When it comes to matters of monstrous kin, modern horror movies tend to turn on the “bad seed” angle, viewing demonic or killer children through the eyes of their feckless parents. But rarely do we see the opposite — an elder parent’s devolution into madness through the eyes of their adult brood. Enter “Relic,” the feature debut from Japanese-Australian filmmaker Natalie Erika James co-written by Christian White, which shows an 85-year-old matriarch’s descent into otherworldly insanity from the points of view of her daughter, Kay (Emily Mortimer), and granddaughter, Sam (Bella Heathcote).
It’s safe to say that James’ film now owns the corner on the market of horror movies about women watching their mothers come hideously undone. More creepy than scary, “Relic” serves up a bevy of chilling original ideas with enormous potential that, while occasionally too metaphor-driven, still manage to freak you out, landing on a final image that ranks among the most harrowing of contemporary horror.
Upon news of her mother Edna’s (Robyn Nevin) unexplained disappearance, Kay is summoned back to Edna’s dilapidating rural home, bringing along Sam for some amateur sleuthing. There, they find unsettling clues pointing to Edna’s spiking dementia, including post-it notes tacked about the house that range from the banal (“turn off the tap”) to the menacing (“do not follow it”) and lonely (“am I loved?”). The house already has a dark history at its roots, as Kay’s great grandfather died alone, of dementia, years ago in a cabin on the property whose deteriorated bones were repurposed into the home that now stands.
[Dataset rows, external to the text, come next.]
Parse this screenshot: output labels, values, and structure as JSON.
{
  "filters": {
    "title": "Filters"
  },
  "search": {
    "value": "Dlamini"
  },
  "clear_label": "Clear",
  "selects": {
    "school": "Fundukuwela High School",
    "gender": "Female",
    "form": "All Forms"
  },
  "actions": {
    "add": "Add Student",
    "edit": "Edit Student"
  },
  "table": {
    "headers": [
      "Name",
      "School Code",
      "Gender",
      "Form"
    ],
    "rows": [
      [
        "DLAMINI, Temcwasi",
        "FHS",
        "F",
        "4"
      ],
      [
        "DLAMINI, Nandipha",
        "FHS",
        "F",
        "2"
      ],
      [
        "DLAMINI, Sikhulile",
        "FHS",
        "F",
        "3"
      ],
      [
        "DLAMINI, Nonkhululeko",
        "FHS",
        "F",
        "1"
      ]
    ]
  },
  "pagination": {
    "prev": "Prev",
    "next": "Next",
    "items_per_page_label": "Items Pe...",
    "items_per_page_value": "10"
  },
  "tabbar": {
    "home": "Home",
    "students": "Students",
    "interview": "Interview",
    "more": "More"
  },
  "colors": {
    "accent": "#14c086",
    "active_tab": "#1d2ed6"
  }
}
Inside, black mold grows up and down the walls and fixtures like moss.
Just as mysteriously as she vanished, Edna reappears as if from nowhere, with no memory of where she’s been or why she went missing. But this isn’t the same Edna that her daughter and granddaughter, from whom she’s become inexplicably estranged over the years, know and love. Her dementia has worsened, and she now has a football-sized dark mark — eerily similar to that omnipresent black mold — spreading like an inky blot at the center of her chest.
Edna oscillates between moments of sharp clarity, fuzziness, and sudden rage as her failing memory begins to outpace her, and Nevin’s performance deftly carries all her character’s swinging moods, and her heartbreaking desperation as the lights of her mind begin to burn out. While Kay, portrayed with steely brittleness by Mortimer, is resigned to her mom’s condition, granddaughter Sam tries to hold onto whatever brief waves of sanity come and go from Edna. In a tender moment, Edna gifts a family ring to Sam, only to violently yank it off her granddaughter’s finger in the next scene, bewildered as to why she’s wearing it. It soon becomes clear, through a series of surreal, Francis Bacon-like dream sequences and bumps in the night, that something is taking over Edna.
The house is an impressive feat of art direction, a creaky set of rooms within rooms and corridors that don’t make geographical sense. Like the Overlook Hotel, you’re never quite sure where you stand. Sam stumbles into what’s essentially a portal in a walk-in closet that leads her into an alternate version of the house — or is it an alternate dimension? — that expands and contracts, and seems to exist within the main house, as impossible as that may be. The house very might well be the true villain of “Relic,” even as Edna grows unhinged and takes on a monstrous physical form in the film’s final hour.
Likely to annoy and seduce audiences in equal measure, the nerve-plucking sound design is like a running tap that won’t stop dripping. It injects an undercurrent of terror even into rare moments of hope. Visually, the motifs of black mold and rot aren’t exactly subtle, either, but they contribute to an overall pervasive weather of sickness and death.
In the body horror department, director James is indifferent to overkill, zooming in on Edna’s perishing physicality as an evil presence possesses her. While the hole in Edna’s chest, or her slowly unraveling flesh, certainly conjures images of David Cronenberg, the master of corporeal violence, James is less tongue-in-cheek here, treating the horrific decomposition of the body as a deadly serious physical manifestation of old age that becomes, by the film’s end, almost contagious.
“Relic” exists firmly in the realm of allegory, and if you’re looking for answers to the film’s spooky ambiguities and uncanny set pieces, you won’t find them. James is more concerned with creating an atmospheric rumination on intergenerational trauma, death, and dying that also happens to be a striking horror movie. In that sense, “Relic” belongs on the shelf next to “The Babadook” and “Hereditary” as highbrow, female-led horror movies that dwell in the slow burn. The movie concludes with easily one of the most disturbing, enigmatic, and strangely touching final scenes you’re likely to experience all year, a real showstopper that finds mother, daughter, and granddaughter coming together to bridge an ineffable gap. It’s a tacit way to embrace of the transformative power of death, and what waits on the other side.
“Relic” arrives on VOD and in select theaters and drive-ins from IFC Midnight on July 10.